[Entries from a dataset of interfaces]
○ ○ ○ ○
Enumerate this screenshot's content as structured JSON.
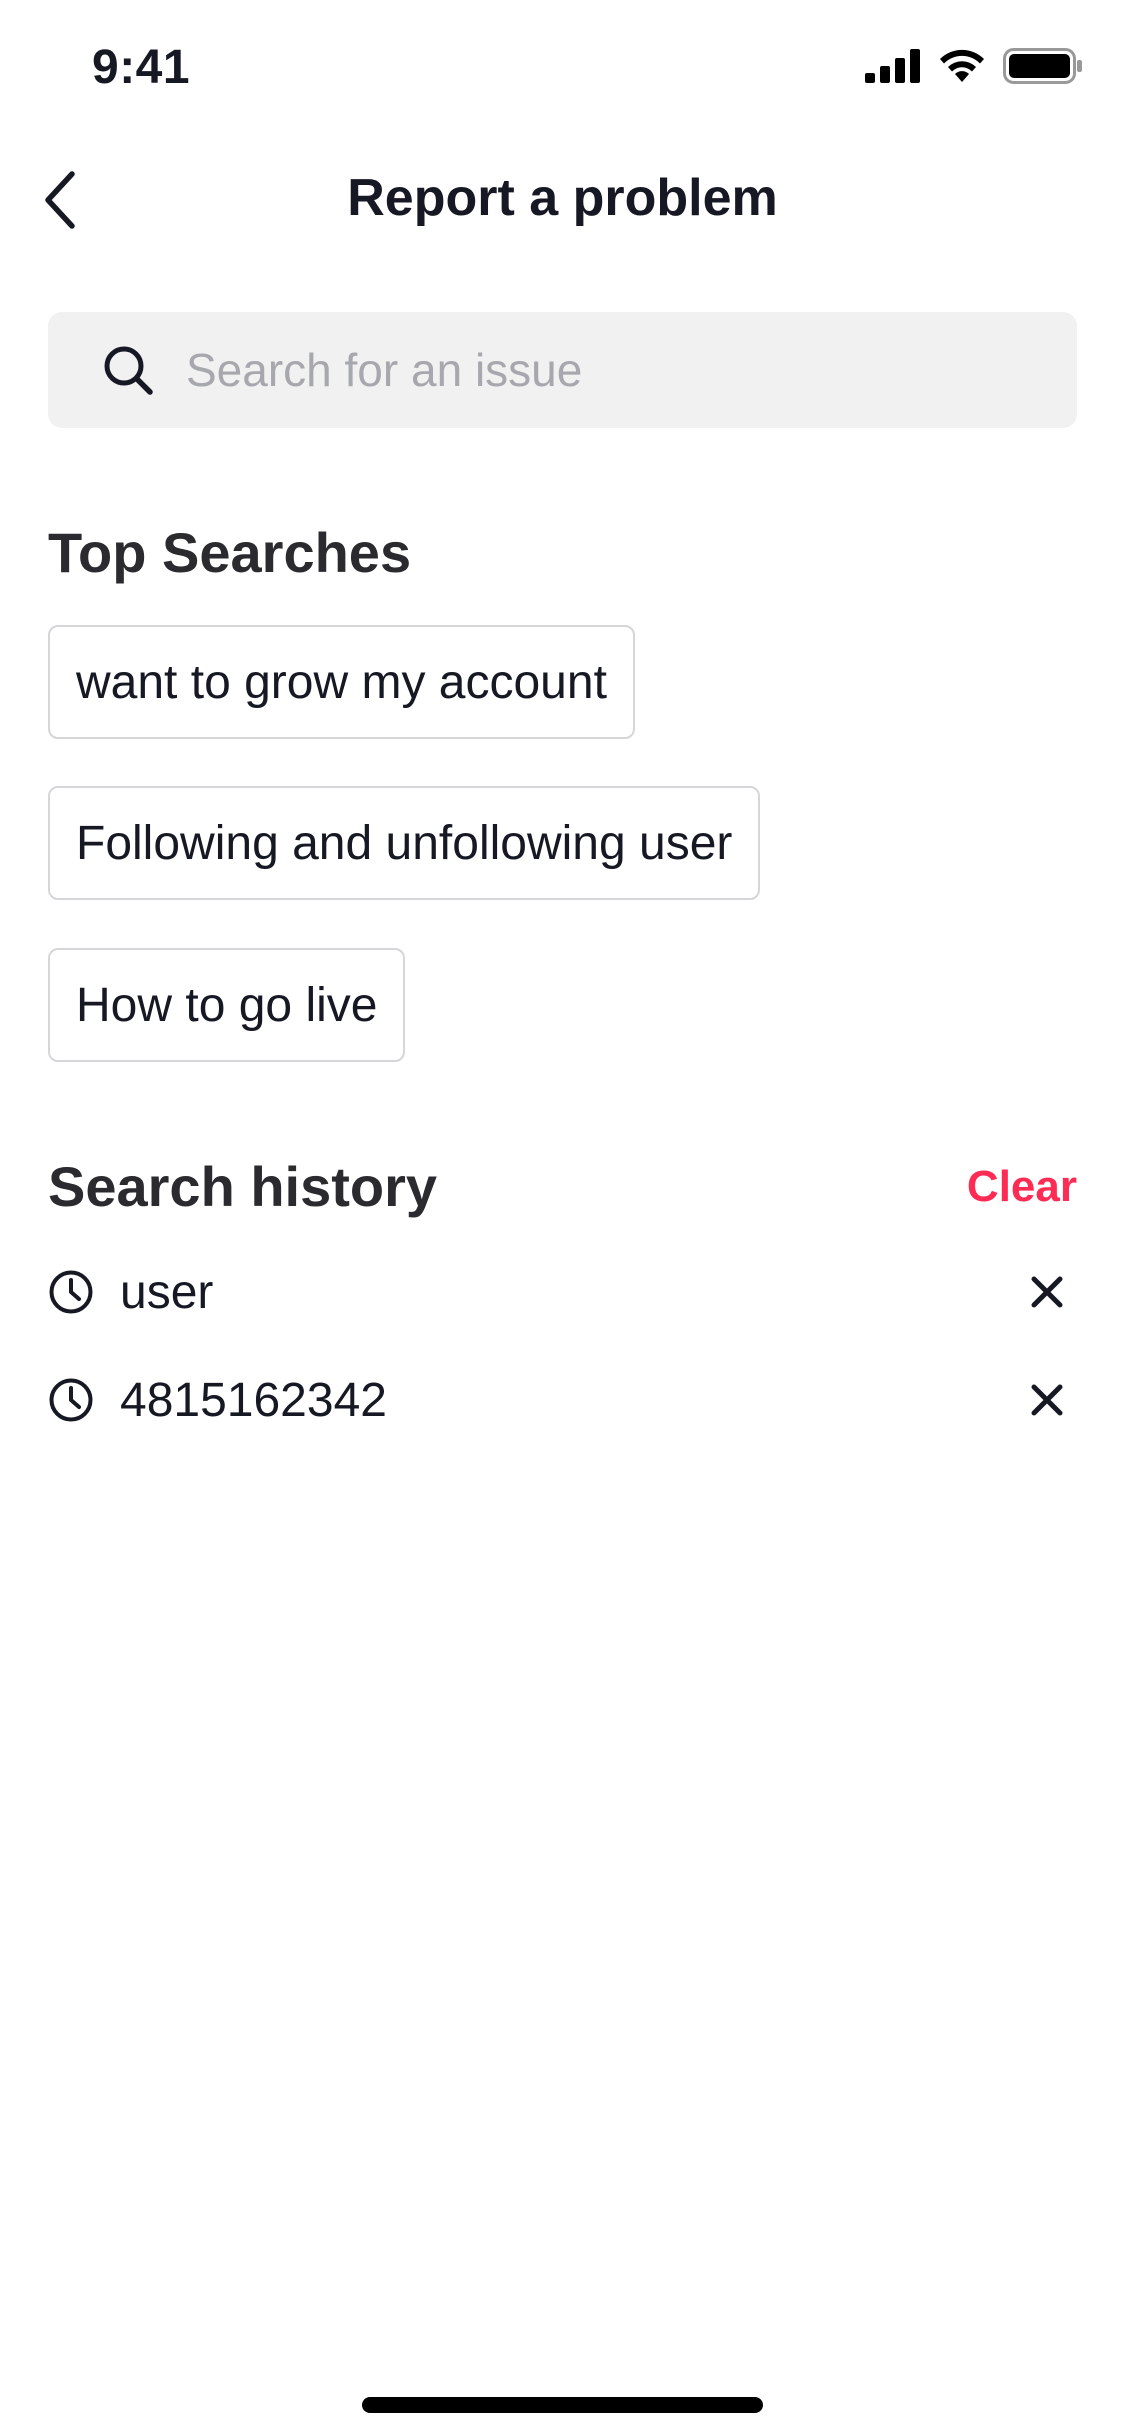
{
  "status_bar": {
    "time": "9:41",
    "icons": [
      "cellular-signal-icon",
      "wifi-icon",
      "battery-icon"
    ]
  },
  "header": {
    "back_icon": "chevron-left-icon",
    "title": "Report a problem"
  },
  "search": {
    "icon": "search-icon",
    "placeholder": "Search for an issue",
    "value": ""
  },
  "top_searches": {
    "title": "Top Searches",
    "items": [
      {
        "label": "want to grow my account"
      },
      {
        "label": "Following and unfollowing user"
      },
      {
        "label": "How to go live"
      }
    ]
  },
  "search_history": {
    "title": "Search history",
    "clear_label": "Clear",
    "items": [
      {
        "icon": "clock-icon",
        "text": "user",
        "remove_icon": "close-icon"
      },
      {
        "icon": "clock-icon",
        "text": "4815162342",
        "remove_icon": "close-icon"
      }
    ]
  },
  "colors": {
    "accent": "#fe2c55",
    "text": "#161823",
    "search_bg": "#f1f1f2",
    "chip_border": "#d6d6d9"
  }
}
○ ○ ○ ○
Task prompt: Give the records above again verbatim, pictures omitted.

Written response:
Enumerate this screenshot's content as structured JSON.
{
  "status_bar": {
    "time": "9:41",
    "icons": [
      "cellular-signal-icon",
      "wifi-icon",
      "battery-icon"
    ]
  },
  "header": {
    "back_icon": "chevron-left-icon",
    "title": "Report a problem"
  },
  "search": {
    "icon": "search-icon",
    "placeholder": "Search for an issue",
    "value": ""
  },
  "top_searches": {
    "title": "Top Searches",
    "items": [
      {
        "label": "want to grow my account"
      },
      {
        "label": "Following and unfollowing user"
      },
      {
        "label": "How to go live"
      }
    ]
  },
  "search_history": {
    "title": "Search history",
    "clear_label": "Clear",
    "items": [
      {
        "icon": "clock-icon",
        "text": "user",
        "remove_icon": "close-icon"
      },
      {
        "icon": "clock-icon",
        "text": "4815162342",
        "remove_icon": "close-icon"
      }
    ]
  },
  "colors": {
    "accent": "#fe2c55",
    "text": "#161823",
    "search_bg": "#f1f1f2",
    "chip_border": "#d6d6d9"
  }
}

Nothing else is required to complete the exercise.